> **WORK ORDER**
Your answer must restate each entry below word for word, with no pictures in it.

Entries from a dataset of interfaces

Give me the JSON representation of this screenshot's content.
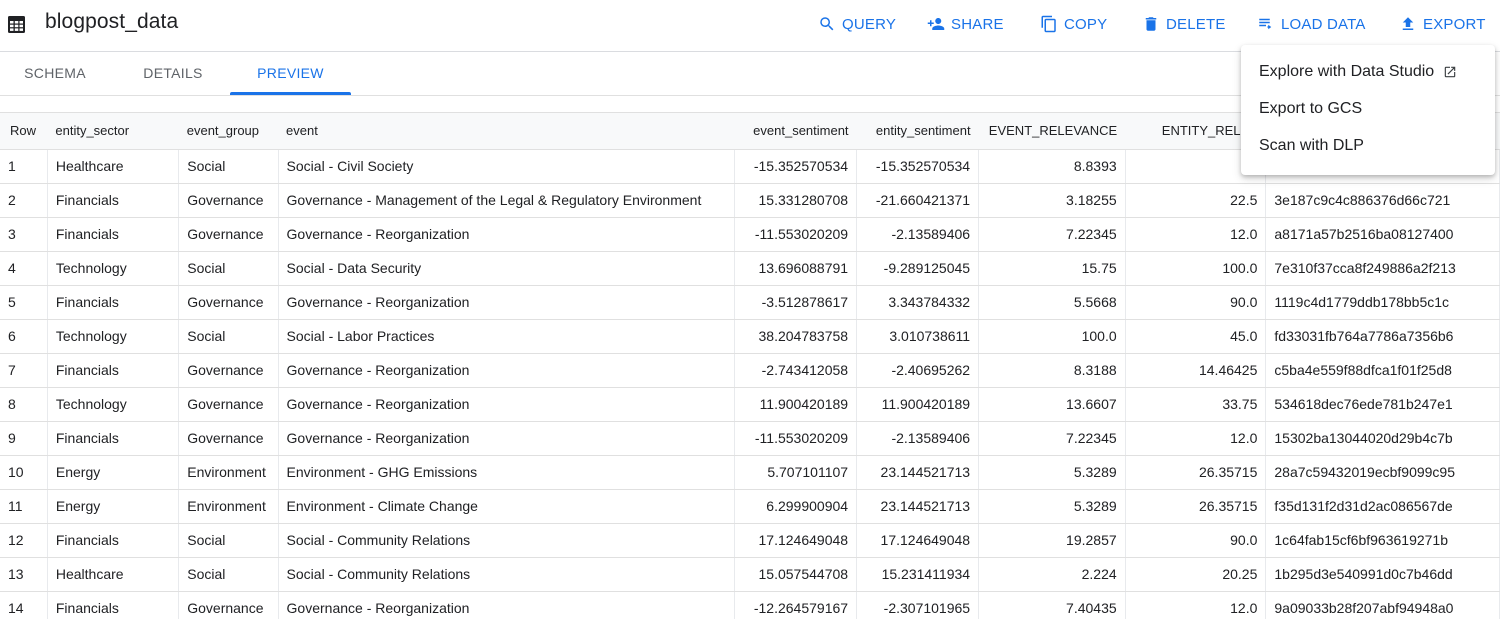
{
  "header": {
    "title": "blogpost_data",
    "title_icon": "table-icon",
    "accent_color": "#1a73e8",
    "actions": [
      {
        "label": "QUERY",
        "icon": "search-icon"
      },
      {
        "label": "SHARE",
        "icon": "person-add-icon"
      },
      {
        "label": "COPY",
        "icon": "copy-icon"
      },
      {
        "label": "DELETE",
        "icon": "trash-icon"
      },
      {
        "label": "LOAD DATA",
        "icon": "load-data-icon"
      },
      {
        "label": "EXPORT",
        "icon": "upload-icon"
      }
    ]
  },
  "tabs": [
    {
      "label": "SCHEMA",
      "active": false
    },
    {
      "label": "DETAILS",
      "active": false
    },
    {
      "label": "PREVIEW",
      "active": true
    }
  ],
  "export_menu": {
    "items": [
      {
        "label": "Explore with Data Studio",
        "icon": "open-in-new-icon"
      },
      {
        "label": "Export to GCS"
      },
      {
        "label": "Scan with DLP"
      }
    ]
  },
  "table": {
    "columns": [
      "Row",
      "entity_sector",
      "event_group",
      "event",
      "event_sentiment",
      "entity_sentiment",
      "EVENT_RELEVANCE",
      "ENTITY_RELEV",
      ""
    ],
    "rows": [
      [
        "1",
        "Healthcare",
        "Social",
        "Social - Civil Society",
        "-15.352570534",
        "-15.352570534",
        "8.8393",
        "",
        ""
      ],
      [
        "2",
        "Financials",
        "Governance",
        "Governance - Management of the Legal & Regulatory Environment",
        "15.331280708",
        "-21.660421371",
        "3.18255",
        "22.5",
        "3e187c9c4c886376d66c721"
      ],
      [
        "3",
        "Financials",
        "Governance",
        "Governance - Reorganization",
        "-11.553020209",
        "-2.13589406",
        "7.22345",
        "12.0",
        "a8171a57b2516ba08127400"
      ],
      [
        "4",
        "Technology",
        "Social",
        "Social - Data Security",
        "13.696088791",
        "-9.289125045",
        "15.75",
        "100.0",
        "7e310f37cca8f249886a2f213"
      ],
      [
        "5",
        "Financials",
        "Governance",
        "Governance - Reorganization",
        "-3.512878617",
        "3.343784332",
        "5.5668",
        "90.0",
        "1119c4d1779ddb178bb5c1c"
      ],
      [
        "6",
        "Technology",
        "Social",
        "Social - Labor Practices",
        "38.204783758",
        "3.010738611",
        "100.0",
        "45.0",
        "fd33031fb764a7786a7356b6"
      ],
      [
        "7",
        "Financials",
        "Governance",
        "Governance - Reorganization",
        "-2.743412058",
        "-2.40695262",
        "8.3188",
        "14.46425",
        "c5ba4e559f88dfca1f01f25d8"
      ],
      [
        "8",
        "Technology",
        "Governance",
        "Governance - Reorganization",
        "11.900420189",
        "11.900420189",
        "13.6607",
        "33.75",
        "534618dec76ede781b247e1"
      ],
      [
        "9",
        "Financials",
        "Governance",
        "Governance - Reorganization",
        "-11.553020209",
        "-2.13589406",
        "7.22345",
        "12.0",
        "15302ba13044020d29b4c7b"
      ],
      [
        "10",
        "Energy",
        "Environment",
        "Environment - GHG Emissions",
        "5.707101107",
        "23.144521713",
        "5.3289",
        "26.35715",
        "28a7c59432019ecbf9099c95"
      ],
      [
        "11",
        "Energy",
        "Environment",
        "Environment - Climate Change",
        "6.299900904",
        "23.144521713",
        "5.3289",
        "26.35715",
        "f35d131f2d31d2ac086567de"
      ],
      [
        "12",
        "Financials",
        "Social",
        "Social - Community Relations",
        "17.124649048",
        "17.124649048",
        "19.2857",
        "90.0",
        "1c64fab15cf6bf963619271b"
      ],
      [
        "13",
        "Healthcare",
        "Social",
        "Social - Community Relations",
        "15.057544708",
        "15.231411934",
        "2.224",
        "20.25",
        "1b295d3e540991d0c7b46dd"
      ],
      [
        "14",
        "Financials",
        "Governance",
        "Governance - Reorganization",
        "-12.264579167",
        "-2.307101965",
        "7.40435",
        "12.0",
        "9a09033b28f207abf94948a0"
      ]
    ]
  }
}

> **EXERCISE RESULT**
Give me the JSON representation of this screenshot's content.
{
  "header": {
    "title": "blogpost_data",
    "title_icon": "table-icon",
    "accent_color": "#1a73e8",
    "actions": [
      {
        "label": "QUERY",
        "icon": "search-icon"
      },
      {
        "label": "SHARE",
        "icon": "person-add-icon"
      },
      {
        "label": "COPY",
        "icon": "copy-icon"
      },
      {
        "label": "DELETE",
        "icon": "trash-icon"
      },
      {
        "label": "LOAD DATA",
        "icon": "load-data-icon"
      },
      {
        "label": "EXPORT",
        "icon": "upload-icon"
      }
    ]
  },
  "tabs": [
    {
      "label": "SCHEMA",
      "active": false
    },
    {
      "label": "DETAILS",
      "active": false
    },
    {
      "label": "PREVIEW",
      "active": true
    }
  ],
  "export_menu": {
    "items": [
      {
        "label": "Explore with Data Studio",
        "icon": "open-in-new-icon"
      },
      {
        "label": "Export to GCS"
      },
      {
        "label": "Scan with DLP"
      }
    ]
  },
  "table": {
    "columns": [
      "Row",
      "entity_sector",
      "event_group",
      "event",
      "event_sentiment",
      "entity_sentiment",
      "EVENT_RELEVANCE",
      "ENTITY_RELEV",
      ""
    ],
    "rows": [
      [
        "1",
        "Healthcare",
        "Social",
        "Social - Civil Society",
        "-15.352570534",
        "-15.352570534",
        "8.8393",
        "",
        ""
      ],
      [
        "2",
        "Financials",
        "Governance",
        "Governance - Management of the Legal & Regulatory Environment",
        "15.331280708",
        "-21.660421371",
        "3.18255",
        "22.5",
        "3e187c9c4c886376d66c721"
      ],
      [
        "3",
        "Financials",
        "Governance",
        "Governance - Reorganization",
        "-11.553020209",
        "-2.13589406",
        "7.22345",
        "12.0",
        "a8171a57b2516ba08127400"
      ],
      [
        "4",
        "Technology",
        "Social",
        "Social - Data Security",
        "13.696088791",
        "-9.289125045",
        "15.75",
        "100.0",
        "7e310f37cca8f249886a2f213"
      ],
      [
        "5",
        "Financials",
        "Governance",
        "Governance - Reorganization",
        "-3.512878617",
        "3.343784332",
        "5.5668",
        "90.0",
        "1119c4d1779ddb178bb5c1c"
      ],
      [
        "6",
        "Technology",
        "Social",
        "Social - Labor Practices",
        "38.204783758",
        "3.010738611",
        "100.0",
        "45.0",
        "fd33031fb764a7786a7356b6"
      ],
      [
        "7",
        "Financials",
        "Governance",
        "Governance - Reorganization",
        "-2.743412058",
        "-2.40695262",
        "8.3188",
        "14.46425",
        "c5ba4e559f88dfca1f01f25d8"
      ],
      [
        "8",
        "Technology",
        "Governance",
        "Governance - Reorganization",
        "11.900420189",
        "11.900420189",
        "13.6607",
        "33.75",
        "534618dec76ede781b247e1"
      ],
      [
        "9",
        "Financials",
        "Governance",
        "Governance - Reorganization",
        "-11.553020209",
        "-2.13589406",
        "7.22345",
        "12.0",
        "15302ba13044020d29b4c7b"
      ],
      [
        "10",
        "Energy",
        "Environment",
        "Environment - GHG Emissions",
        "5.707101107",
        "23.144521713",
        "5.3289",
        "26.35715",
        "28a7c59432019ecbf9099c95"
      ],
      [
        "11",
        "Energy",
        "Environment",
        "Environment - Climate Change",
        "6.299900904",
        "23.144521713",
        "5.3289",
        "26.35715",
        "f35d131f2d31d2ac086567de"
      ],
      [
        "12",
        "Financials",
        "Social",
        "Social - Community Relations",
        "17.124649048",
        "17.124649048",
        "19.2857",
        "90.0",
        "1c64fab15cf6bf963619271b"
      ],
      [
        "13",
        "Healthcare",
        "Social",
        "Social - Community Relations",
        "15.057544708",
        "15.231411934",
        "2.224",
        "20.25",
        "1b295d3e540991d0c7b46dd"
      ],
      [
        "14",
        "Financials",
        "Governance",
        "Governance - Reorganization",
        "-12.264579167",
        "-2.307101965",
        "7.40435",
        "12.0",
        "9a09033b28f207abf94948a0"
      ]
    ]
  }
}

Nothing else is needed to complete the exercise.